The MCC-Ghana partnership improved the country’s power sector by focusing on energy savings and delivering more reliable electricity, providing the people of Ghana with an improved quality of life and greater economic opportunities. New energy standards and reduced energy consumption have created momentum towards inclusive and sustainable economic growth that will continue long after the compact ends.

Together, we have built a foundation for continued progress that will empower a brighter, more sustainable, and equitable future in Ghana.

Martin Eson-Benjamin, CEO, Ghana Millennium Development Authority (MiDA)

Andrew Ladson, MCC

“MiDA and MCC have a very strong partnership…there are challenges, but at the end of the day, out of darkness, comes light.
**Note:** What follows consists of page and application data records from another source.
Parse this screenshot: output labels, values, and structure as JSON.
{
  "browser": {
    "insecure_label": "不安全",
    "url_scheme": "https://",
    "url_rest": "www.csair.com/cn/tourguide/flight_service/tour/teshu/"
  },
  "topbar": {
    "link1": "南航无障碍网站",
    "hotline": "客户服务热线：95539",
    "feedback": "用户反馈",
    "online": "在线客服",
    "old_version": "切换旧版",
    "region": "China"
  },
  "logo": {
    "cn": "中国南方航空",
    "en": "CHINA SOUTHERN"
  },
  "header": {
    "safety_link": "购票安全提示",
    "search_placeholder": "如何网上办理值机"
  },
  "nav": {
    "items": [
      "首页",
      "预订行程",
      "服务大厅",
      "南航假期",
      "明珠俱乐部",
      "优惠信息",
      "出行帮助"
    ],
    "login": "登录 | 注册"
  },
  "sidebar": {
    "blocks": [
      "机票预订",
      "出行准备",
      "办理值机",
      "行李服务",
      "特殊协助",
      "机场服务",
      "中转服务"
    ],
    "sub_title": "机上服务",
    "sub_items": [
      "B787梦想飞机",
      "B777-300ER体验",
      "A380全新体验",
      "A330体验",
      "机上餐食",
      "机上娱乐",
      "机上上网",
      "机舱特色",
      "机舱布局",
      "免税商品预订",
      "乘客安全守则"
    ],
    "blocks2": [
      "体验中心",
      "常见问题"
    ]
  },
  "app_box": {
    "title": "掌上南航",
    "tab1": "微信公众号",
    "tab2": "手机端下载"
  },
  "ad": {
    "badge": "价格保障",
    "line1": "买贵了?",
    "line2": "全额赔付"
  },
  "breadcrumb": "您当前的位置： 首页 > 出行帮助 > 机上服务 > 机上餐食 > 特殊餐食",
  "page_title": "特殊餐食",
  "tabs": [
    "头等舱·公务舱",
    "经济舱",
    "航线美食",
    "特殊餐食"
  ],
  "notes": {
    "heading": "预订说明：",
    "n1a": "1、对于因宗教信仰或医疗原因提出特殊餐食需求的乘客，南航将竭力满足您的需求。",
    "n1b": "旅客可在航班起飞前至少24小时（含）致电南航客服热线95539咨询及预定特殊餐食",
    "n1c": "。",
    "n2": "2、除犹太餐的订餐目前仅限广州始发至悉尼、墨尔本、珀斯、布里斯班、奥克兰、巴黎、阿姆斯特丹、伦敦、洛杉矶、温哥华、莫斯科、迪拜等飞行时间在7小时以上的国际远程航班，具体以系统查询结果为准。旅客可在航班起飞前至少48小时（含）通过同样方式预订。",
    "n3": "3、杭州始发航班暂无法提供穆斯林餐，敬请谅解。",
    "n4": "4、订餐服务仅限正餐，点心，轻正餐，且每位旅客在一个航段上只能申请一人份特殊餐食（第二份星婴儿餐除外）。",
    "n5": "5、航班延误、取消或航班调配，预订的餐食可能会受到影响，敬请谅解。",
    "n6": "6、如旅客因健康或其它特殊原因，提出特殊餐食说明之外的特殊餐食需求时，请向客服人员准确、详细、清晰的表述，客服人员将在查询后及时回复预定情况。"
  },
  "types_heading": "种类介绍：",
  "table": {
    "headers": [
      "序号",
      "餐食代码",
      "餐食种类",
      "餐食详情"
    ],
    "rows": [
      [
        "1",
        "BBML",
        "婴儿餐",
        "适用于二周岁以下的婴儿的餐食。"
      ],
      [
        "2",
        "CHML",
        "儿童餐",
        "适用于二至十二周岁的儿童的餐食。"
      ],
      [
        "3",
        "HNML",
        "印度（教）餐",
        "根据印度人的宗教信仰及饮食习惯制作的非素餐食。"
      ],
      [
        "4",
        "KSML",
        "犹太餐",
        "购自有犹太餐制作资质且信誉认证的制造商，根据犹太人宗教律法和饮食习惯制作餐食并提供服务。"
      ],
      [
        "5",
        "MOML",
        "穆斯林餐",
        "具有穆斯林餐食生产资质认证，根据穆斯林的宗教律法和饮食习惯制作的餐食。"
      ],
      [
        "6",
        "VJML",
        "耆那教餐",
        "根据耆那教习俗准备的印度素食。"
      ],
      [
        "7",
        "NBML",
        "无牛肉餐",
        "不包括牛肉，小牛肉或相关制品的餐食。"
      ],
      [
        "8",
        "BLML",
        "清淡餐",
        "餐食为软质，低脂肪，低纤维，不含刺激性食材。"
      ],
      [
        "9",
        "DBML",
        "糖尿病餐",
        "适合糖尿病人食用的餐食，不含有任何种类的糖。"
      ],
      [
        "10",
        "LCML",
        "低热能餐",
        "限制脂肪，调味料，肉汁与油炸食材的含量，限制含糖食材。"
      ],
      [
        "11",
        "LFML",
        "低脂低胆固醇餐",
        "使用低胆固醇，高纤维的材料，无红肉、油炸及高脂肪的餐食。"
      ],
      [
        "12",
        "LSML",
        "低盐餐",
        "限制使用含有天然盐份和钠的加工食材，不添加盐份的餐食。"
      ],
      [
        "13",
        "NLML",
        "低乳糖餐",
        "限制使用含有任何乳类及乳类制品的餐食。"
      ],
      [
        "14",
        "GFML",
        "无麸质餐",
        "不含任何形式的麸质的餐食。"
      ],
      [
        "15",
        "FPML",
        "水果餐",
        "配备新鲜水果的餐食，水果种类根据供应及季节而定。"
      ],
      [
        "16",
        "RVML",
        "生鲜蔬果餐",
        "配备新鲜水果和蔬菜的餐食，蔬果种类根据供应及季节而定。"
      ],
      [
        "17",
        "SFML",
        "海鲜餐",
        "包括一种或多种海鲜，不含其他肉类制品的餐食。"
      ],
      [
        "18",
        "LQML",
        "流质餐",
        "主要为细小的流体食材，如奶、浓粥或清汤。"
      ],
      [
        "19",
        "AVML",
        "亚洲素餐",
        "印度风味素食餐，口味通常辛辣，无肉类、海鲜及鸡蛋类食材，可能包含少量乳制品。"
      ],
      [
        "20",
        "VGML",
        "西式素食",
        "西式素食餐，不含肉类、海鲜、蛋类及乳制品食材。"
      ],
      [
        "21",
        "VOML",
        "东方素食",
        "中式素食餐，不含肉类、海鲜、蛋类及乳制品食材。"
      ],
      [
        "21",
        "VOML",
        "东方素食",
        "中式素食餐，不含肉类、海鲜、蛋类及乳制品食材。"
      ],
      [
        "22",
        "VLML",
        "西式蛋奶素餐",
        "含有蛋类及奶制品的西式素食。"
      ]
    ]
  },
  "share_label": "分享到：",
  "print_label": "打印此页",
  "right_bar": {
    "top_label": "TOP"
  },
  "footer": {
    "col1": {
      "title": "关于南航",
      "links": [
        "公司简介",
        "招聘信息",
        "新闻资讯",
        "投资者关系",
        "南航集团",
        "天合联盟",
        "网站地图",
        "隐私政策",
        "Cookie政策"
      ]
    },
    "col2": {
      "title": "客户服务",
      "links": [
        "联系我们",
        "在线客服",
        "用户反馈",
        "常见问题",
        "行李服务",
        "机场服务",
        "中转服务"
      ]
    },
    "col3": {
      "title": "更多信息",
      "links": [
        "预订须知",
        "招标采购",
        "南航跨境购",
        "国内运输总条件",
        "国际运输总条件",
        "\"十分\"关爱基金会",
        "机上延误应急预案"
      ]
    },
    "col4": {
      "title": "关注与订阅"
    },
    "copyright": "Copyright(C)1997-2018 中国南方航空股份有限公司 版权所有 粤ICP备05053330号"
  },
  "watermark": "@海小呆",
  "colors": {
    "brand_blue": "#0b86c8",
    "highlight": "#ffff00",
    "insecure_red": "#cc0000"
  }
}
And the effort we’ve put in is to brighten the corner of everybody…The [compact results] came from MiDA and MCC, working together to put these infrastructure pieces on the ground. It will remain a monument forever in terms of our contribution to supply the quality of distribution and to impact every home.” Martin Eson-Benjamin
CEO, Ghana Millennium Development Authority (MiDA)

  • Andrew Ladson, MCC

    Black Star Gate, situated on Independence Square. The gate and other monuments on the square commemorate Ghana’s March 6, 1957 independence from Great Britain.

  • Molly Lynn Westrate, MCC

    Energy efficient LED street lights installed along Independence Road in Accra as part of the $316 million MCC-Ghana Power Compact.

  • Molly Lynn Westrate, MCC

    Power transmission lines at the Ghana Grid Company (GRIDCo). MCC investments have improved GRIDCo’s ability to provide stable, reliable power to energy customers.

  • Molly Lynn Westrate, MCC

    A student at Gbgegbeyise Basic School in Accra, Ghana pauses for a portrait during a class on energy efficiency. Students learned a variety of topics on energy efficiency and conservation and how it impacts everyone’s lives as part of MCC’s $316 Ghana Power Compact.

  • Andrew Ladson, MCC

    Christina Lisa Oku poses with her class at Gbgegbeyise Basic School in Accra, Ghana. Students at Gbgegbeyise learned a variety of topics on energy efficiency and conservation and how it impacts everyone’s lives as part of MCC’s Ghana Power Compact.

  • Molly Lynn Westrate, MCC

    Daniel Mensa, the owner of First Choice Bar in the Apaapa Labodi neighborhood in Accra, can now keep his business open longer and generate more income thanks to the installation of over 14,000 streetlights through the MCC-Ghana Power Compact.

  • Andrew Ladson, MCC

    The UMGC 52 mega volts amperes Substation—constructed as part of MCC’s Ghana Power Compact—supplies reliable, 24/7 power to the state-of-the-art University of Ghana Medical Centre, the Noguchi Memorial Institute for Medical Research, and serves as an alternative source of supply to the University of Ghana, the Ghana Institute of Public Administration, the Ghana Standards Authority and the surrounding communities.

  • Molly Lynn Westrate, MCC

    Electrical Engineer, Dorothy Bidinpom Napor helped to construct the University of Ghana Medical Center Primary Substation as Ghana Power Compact intern. “Science is not an abstract thing that girls cannot do. You can actually do it.”

  • Reliable electricity supply is essential to power lifesaving medical equipment. MCC investments constructed four power substations ensuring patients and 37 military hospitals and the University of Ghana Medical Center receive the treatment they need.

  • Andrew Ladson, MCC

    A vendor prepares items for sale at Makola Market, Accra’s largest. Antiquated and unsafe wiring is being replaced, and new LED security lighting installed, at Makola Market as part of the $316 million MCC Ghana Power Compact.

  • Molly Lynn Westrate, MCC

    A Ghanian woman working in the fabric hub of Makola Market, one of Africa’s largest urban, outdoor trading centers, where women make up the majority of business owners and workers.

  • Andrew Ladson, MCC

    The Air Conditioner and Refrigeration Test Laboratory constructed for the Ghana Standards Authority (GSA) as part MCC’s Ghana Power Compact. The laboratory will enable the GSA to test and ensure that all air
    conditioners and refrigerators imported into Ghana meet the Minimum Energy Performance Standard (MEPS) set out in the Energy Commission’s Energy Efficiency Regulations.